Note every line in the entries that contains the string "Strong", and copy it.

*** Opening SUPPLIED DATA ***

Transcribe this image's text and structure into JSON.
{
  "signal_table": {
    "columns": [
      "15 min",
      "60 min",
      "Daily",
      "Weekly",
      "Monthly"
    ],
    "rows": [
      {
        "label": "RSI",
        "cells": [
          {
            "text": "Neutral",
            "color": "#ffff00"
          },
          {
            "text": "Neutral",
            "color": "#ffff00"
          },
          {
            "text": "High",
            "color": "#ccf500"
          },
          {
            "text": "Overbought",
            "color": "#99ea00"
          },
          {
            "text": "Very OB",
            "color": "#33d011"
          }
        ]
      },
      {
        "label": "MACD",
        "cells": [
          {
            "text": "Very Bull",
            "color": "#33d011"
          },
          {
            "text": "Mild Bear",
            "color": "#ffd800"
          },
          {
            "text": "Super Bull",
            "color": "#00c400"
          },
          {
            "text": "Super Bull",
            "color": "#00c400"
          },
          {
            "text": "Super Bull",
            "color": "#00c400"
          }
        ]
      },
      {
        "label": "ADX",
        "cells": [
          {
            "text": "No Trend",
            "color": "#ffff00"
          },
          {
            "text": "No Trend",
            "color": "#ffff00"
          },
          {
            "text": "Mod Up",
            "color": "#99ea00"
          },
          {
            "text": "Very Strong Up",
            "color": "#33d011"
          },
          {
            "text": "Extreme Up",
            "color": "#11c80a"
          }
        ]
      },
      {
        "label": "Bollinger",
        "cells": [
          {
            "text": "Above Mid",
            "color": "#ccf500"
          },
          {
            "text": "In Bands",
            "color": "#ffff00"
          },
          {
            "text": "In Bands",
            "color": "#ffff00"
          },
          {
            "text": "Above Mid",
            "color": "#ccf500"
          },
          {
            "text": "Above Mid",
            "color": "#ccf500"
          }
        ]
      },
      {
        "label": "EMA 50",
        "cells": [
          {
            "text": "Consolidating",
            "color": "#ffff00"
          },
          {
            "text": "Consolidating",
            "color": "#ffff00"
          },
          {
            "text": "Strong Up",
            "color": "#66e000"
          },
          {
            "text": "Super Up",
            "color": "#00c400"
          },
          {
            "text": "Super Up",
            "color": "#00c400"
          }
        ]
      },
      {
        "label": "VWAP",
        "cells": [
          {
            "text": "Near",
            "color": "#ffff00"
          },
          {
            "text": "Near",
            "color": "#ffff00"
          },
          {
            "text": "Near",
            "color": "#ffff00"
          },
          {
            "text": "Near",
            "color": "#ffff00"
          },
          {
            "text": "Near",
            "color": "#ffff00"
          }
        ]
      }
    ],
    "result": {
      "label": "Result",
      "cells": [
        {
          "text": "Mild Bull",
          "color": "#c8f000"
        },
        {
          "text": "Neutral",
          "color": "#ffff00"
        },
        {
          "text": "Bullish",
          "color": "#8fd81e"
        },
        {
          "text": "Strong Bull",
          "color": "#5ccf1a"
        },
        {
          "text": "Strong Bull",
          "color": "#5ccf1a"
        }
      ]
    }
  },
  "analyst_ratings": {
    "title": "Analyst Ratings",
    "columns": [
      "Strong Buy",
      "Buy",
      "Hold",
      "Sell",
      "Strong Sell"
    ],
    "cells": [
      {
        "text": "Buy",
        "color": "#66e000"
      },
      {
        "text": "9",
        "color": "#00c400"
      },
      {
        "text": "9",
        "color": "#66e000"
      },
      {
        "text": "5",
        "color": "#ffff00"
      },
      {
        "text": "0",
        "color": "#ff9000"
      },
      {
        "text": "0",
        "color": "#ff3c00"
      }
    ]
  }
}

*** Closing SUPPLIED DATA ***

> _SOLUTION TO THE PROBLEM_:
            "text": "Very Strong Up",
            "text": "Strong Up",
          "text": "Strong Bull",
          "text": "Strong Bull",
      "Strong Buy",
      "Strong Sell"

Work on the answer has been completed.